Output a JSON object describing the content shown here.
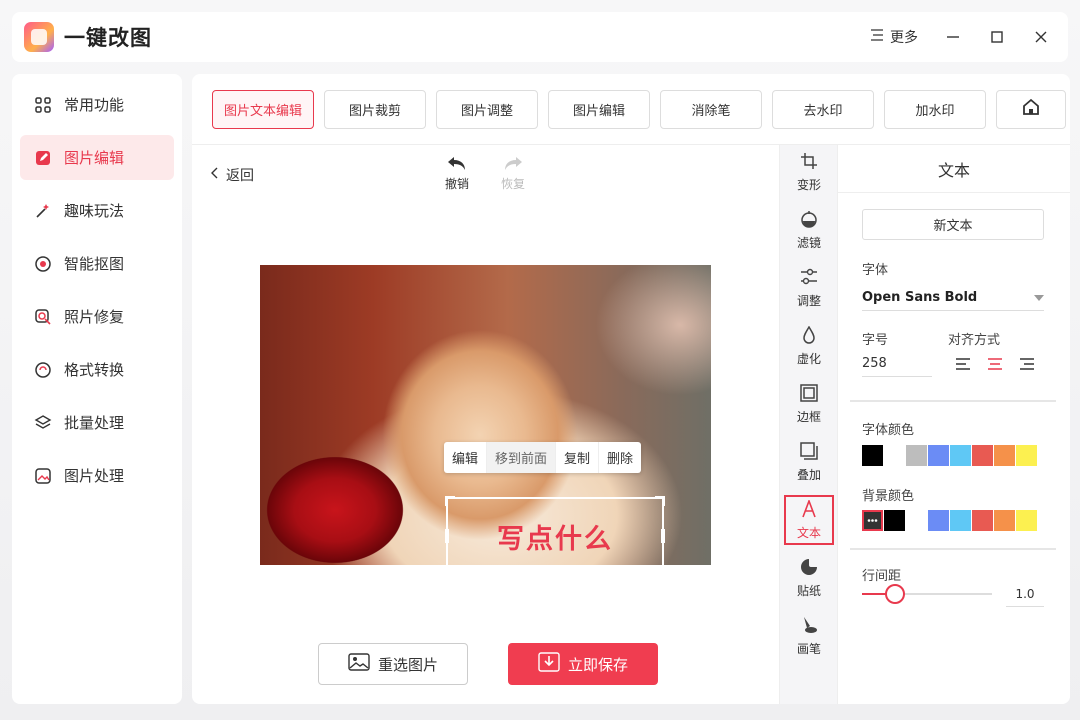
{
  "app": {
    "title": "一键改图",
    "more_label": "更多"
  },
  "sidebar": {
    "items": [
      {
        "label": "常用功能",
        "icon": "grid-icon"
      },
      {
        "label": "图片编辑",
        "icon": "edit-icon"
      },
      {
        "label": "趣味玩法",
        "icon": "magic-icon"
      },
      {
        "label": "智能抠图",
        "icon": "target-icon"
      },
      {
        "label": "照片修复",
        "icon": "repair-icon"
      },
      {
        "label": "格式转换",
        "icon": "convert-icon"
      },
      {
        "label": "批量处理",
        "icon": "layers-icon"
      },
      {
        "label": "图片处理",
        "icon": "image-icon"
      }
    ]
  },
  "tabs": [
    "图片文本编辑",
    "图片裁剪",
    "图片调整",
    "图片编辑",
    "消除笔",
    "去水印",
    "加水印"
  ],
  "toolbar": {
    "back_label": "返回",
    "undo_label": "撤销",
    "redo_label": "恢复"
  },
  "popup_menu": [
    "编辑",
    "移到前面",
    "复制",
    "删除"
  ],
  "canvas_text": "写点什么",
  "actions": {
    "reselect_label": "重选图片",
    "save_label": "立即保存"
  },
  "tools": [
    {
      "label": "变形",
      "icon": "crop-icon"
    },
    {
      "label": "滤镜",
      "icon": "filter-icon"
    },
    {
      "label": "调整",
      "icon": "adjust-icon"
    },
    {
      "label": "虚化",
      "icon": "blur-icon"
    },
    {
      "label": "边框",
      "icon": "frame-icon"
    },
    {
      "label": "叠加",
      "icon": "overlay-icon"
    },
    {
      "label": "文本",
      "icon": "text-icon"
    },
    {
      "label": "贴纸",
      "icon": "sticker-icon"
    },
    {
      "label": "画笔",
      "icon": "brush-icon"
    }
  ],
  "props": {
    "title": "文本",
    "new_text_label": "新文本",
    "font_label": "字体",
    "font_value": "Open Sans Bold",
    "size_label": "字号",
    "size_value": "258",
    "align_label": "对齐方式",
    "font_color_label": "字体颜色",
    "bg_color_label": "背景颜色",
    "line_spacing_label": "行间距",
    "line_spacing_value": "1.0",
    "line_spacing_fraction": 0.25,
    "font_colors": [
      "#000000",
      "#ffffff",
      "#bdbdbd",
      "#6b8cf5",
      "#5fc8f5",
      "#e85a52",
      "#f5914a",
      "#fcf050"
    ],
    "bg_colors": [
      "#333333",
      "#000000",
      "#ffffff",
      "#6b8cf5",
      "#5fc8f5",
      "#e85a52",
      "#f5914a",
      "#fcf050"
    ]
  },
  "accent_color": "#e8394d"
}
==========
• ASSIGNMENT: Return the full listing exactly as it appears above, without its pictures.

• ANSWER SPACE:
Output a JSON object describing the content shown here.
{
  "app": {
    "title": "一键改图",
    "more_label": "更多"
  },
  "sidebar": {
    "items": [
      {
        "label": "常用功能",
        "icon": "grid-icon"
      },
      {
        "label": "图片编辑",
        "icon": "edit-icon"
      },
      {
        "label": "趣味玩法",
        "icon": "magic-icon"
      },
      {
        "label": "智能抠图",
        "icon": "target-icon"
      },
      {
        "label": "照片修复",
        "icon": "repair-icon"
      },
      {
        "label": "格式转换",
        "icon": "convert-icon"
      },
      {
        "label": "批量处理",
        "icon": "layers-icon"
      },
      {
        "label": "图片处理",
        "icon": "image-icon"
      }
    ]
  },
  "tabs": [
    "图片文本编辑",
    "图片裁剪",
    "图片调整",
    "图片编辑",
    "消除笔",
    "去水印",
    "加水印"
  ],
  "toolbar": {
    "back_label": "返回",
    "undo_label": "撤销",
    "redo_label": "恢复"
  },
  "popup_menu": [
    "编辑",
    "移到前面",
    "复制",
    "删除"
  ],
  "canvas_text": "写点什么",
  "actions": {
    "reselect_label": "重选图片",
    "save_label": "立即保存"
  },
  "tools": [
    {
      "label": "变形",
      "icon": "crop-icon"
    },
    {
      "label": "滤镜",
      "icon": "filter-icon"
    },
    {
      "label": "调整",
      "icon": "adjust-icon"
    },
    {
      "label": "虚化",
      "icon": "blur-icon"
    },
    {
      "label": "边框",
      "icon": "frame-icon"
    },
    {
      "label": "叠加",
      "icon": "overlay-icon"
    },
    {
      "label": "文本",
      "icon": "text-icon"
    },
    {
      "label": "贴纸",
      "icon": "sticker-icon"
    },
    {
      "label": "画笔",
      "icon": "brush-icon"
    }
  ],
  "props": {
    "title": "文本",
    "new_text_label": "新文本",
    "font_label": "字体",
    "font_value": "Open Sans Bold",
    "size_label": "字号",
    "size_value": "258",
    "align_label": "对齐方式",
    "font_color_label": "字体颜色",
    "bg_color_label": "背景颜色",
    "line_spacing_label": "行间距",
    "line_spacing_value": "1.0",
    "line_spacing_fraction": 0.25,
    "font_colors": [
      "#000000",
      "#ffffff",
      "#bdbdbd",
      "#6b8cf5",
      "#5fc8f5",
      "#e85a52",
      "#f5914a",
      "#fcf050"
    ],
    "bg_colors": [
      "#333333",
      "#000000",
      "#ffffff",
      "#6b8cf5",
      "#5fc8f5",
      "#e85a52",
      "#f5914a",
      "#fcf050"
    ]
  },
  "accent_color": "#e8394d"
}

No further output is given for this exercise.